• [Problem to work on] Nothing but an exact reproduction of the records, pictures excluded, should be returned.

• [Records provided]
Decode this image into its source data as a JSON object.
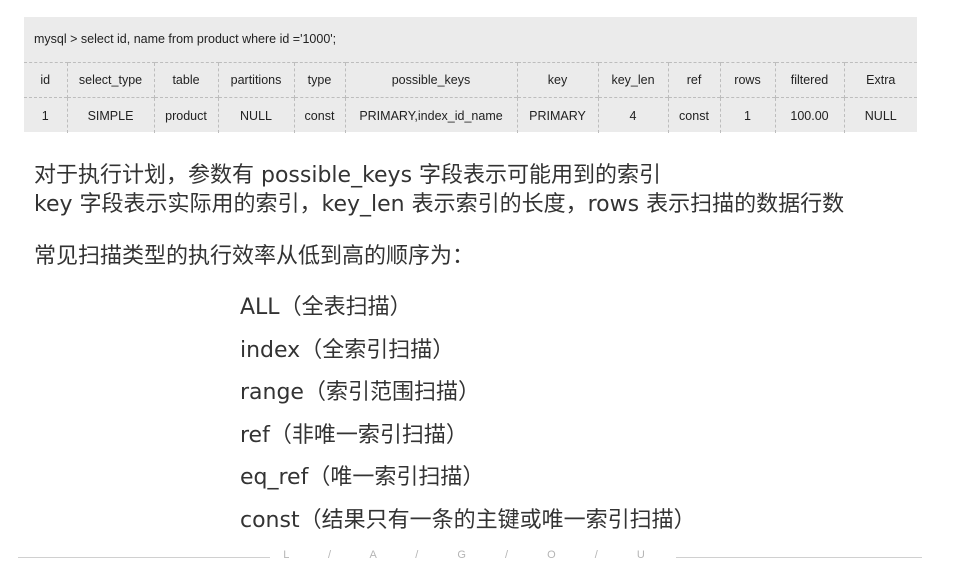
{
  "console": {
    "query": "mysql > select id, name from product where id ='1000';",
    "columns": [
      "id",
      "select_type",
      "table",
      "partitions",
      "type",
      "possible_keys",
      "key",
      "key_len",
      "ref",
      "rows",
      "filtered",
      "Extra"
    ],
    "rows": [
      [
        "1",
        "SIMPLE",
        "product",
        "NULL",
        "const",
        "PRIMARY,index_id_name",
        "PRIMARY",
        "4",
        "const",
        "1",
        "100.00",
        "NULL"
      ]
    ]
  },
  "explanation": {
    "line1": "对于执行计划，参数有 possible_keys 字段表示可能用到的索引",
    "line2": "key 字段表示实际用的索引，key_len 表示索引的长度，rows 表示扫描的数据行数",
    "line3": "常见扫描类型的执行效率从低到高的顺序为："
  },
  "scan_types": [
    "ALL（全表扫描）",
    "index（全索引扫描）",
    "range（索引范围扫描）",
    "ref（非唯一索引扫描）",
    "eq_ref（唯一索引扫描）",
    "const（结果只有一条的主键或唯一索引扫描）"
  ],
  "footer": {
    "brand": "L / A / G / O / U"
  }
}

• [Output]
Decode this image into its source data as a JSON object.
{
  "console": {
    "query": "mysql > select id, name from product where id ='1000';",
    "columns": [
      "id",
      "select_type",
      "table",
      "partitions",
      "type",
      "possible_keys",
      "key",
      "key_len",
      "ref",
      "rows",
      "filtered",
      "Extra"
    ],
    "rows": [
      [
        "1",
        "SIMPLE",
        "product",
        "NULL",
        "const",
        "PRIMARY,index_id_name",
        "PRIMARY",
        "4",
        "const",
        "1",
        "100.00",
        "NULL"
      ]
    ]
  },
  "explanation": {
    "line1": "对于执行计划，参数有 possible_keys 字段表示可能用到的索引",
    "line2": "key 字段表示实际用的索引，key_len 表示索引的长度，rows 表示扫描的数据行数",
    "line3": "常见扫描类型的执行效率从低到高的顺序为："
  },
  "scan_types": [
    "ALL（全表扫描）",
    "index（全索引扫描）",
    "range（索引范围扫描）",
    "ref（非唯一索引扫描）",
    "eq_ref（唯一索引扫描）",
    "const（结果只有一条的主键或唯一索引扫描）"
  ],
  "footer": {
    "brand": "L / A / G / O / U"
  }
}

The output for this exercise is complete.